Images excluded, repeat each entry below exactly.
____ Data to use
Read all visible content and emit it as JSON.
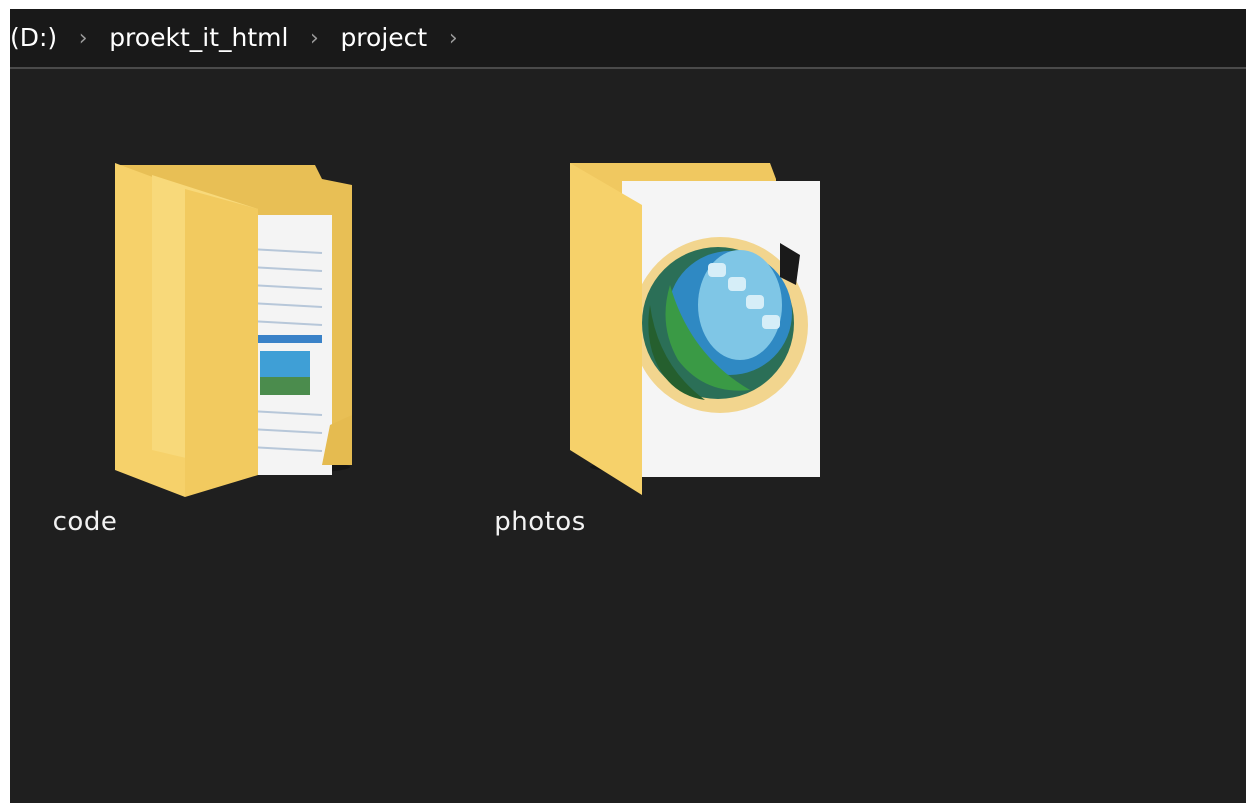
{
  "address_bar": {
    "drive": "(D:)",
    "folder1": "proekt_it_html",
    "folder2": "project",
    "separator": "›"
  },
  "items": [
    {
      "name": "code",
      "icon": "folder-documents-icon"
    },
    {
      "name": "photos",
      "icon": "folder-image-icon"
    }
  ],
  "colors": {
    "background": "#1f1f1f",
    "folder": "#f6d16a",
    "folder_dark": "#e2b64b",
    "text": "#f2f2f2"
  }
}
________
Answer to the exercise:
Read all visible content and emit it as JSON.
{
  "address_bar": {
    "drive": "(D:)",
    "folder1": "proekt_it_html",
    "folder2": "project",
    "separator": "›"
  },
  "items": [
    {
      "name": "code",
      "icon": "folder-documents-icon"
    },
    {
      "name": "photos",
      "icon": "folder-image-icon"
    }
  ],
  "colors": {
    "background": "#1f1f1f",
    "folder": "#f6d16a",
    "folder_dark": "#e2b64b",
    "text": "#f2f2f2"
  }
}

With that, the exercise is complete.